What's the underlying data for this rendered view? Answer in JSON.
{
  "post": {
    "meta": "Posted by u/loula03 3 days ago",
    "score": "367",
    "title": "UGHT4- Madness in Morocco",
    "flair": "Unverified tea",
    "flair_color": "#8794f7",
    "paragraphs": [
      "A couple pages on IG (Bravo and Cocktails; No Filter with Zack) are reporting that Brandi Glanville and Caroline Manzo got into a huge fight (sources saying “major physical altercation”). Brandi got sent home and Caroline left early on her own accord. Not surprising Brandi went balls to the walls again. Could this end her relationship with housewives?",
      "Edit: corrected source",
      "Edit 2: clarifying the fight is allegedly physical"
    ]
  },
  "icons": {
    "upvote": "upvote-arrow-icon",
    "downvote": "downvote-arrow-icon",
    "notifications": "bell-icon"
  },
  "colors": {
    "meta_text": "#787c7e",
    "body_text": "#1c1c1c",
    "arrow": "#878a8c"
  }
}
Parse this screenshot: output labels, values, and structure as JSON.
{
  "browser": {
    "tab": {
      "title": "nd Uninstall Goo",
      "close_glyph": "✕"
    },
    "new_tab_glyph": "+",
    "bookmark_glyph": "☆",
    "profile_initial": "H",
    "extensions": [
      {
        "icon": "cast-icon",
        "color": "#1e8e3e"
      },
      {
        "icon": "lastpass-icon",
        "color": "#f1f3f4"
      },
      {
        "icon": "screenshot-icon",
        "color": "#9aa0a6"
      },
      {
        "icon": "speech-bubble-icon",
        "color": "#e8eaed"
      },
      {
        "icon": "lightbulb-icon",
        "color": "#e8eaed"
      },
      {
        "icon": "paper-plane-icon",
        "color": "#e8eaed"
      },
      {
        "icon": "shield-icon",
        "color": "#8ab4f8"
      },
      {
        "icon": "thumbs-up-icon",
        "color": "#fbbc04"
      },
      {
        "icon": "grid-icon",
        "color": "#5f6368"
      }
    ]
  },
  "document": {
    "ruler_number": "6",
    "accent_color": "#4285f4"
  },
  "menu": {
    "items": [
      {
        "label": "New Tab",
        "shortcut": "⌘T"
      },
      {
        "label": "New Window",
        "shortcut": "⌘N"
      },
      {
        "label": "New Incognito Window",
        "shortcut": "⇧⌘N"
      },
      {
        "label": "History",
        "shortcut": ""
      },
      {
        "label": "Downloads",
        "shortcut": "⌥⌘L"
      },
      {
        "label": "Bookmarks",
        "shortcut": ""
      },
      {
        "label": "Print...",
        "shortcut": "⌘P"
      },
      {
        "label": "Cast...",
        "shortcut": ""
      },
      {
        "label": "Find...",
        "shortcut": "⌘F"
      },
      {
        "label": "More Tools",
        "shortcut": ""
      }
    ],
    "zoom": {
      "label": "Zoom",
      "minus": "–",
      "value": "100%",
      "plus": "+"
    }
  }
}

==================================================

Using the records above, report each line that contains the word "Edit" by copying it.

      "Edit: corrected source",
      "Edit 2: clarifying the fight is allegedly physical"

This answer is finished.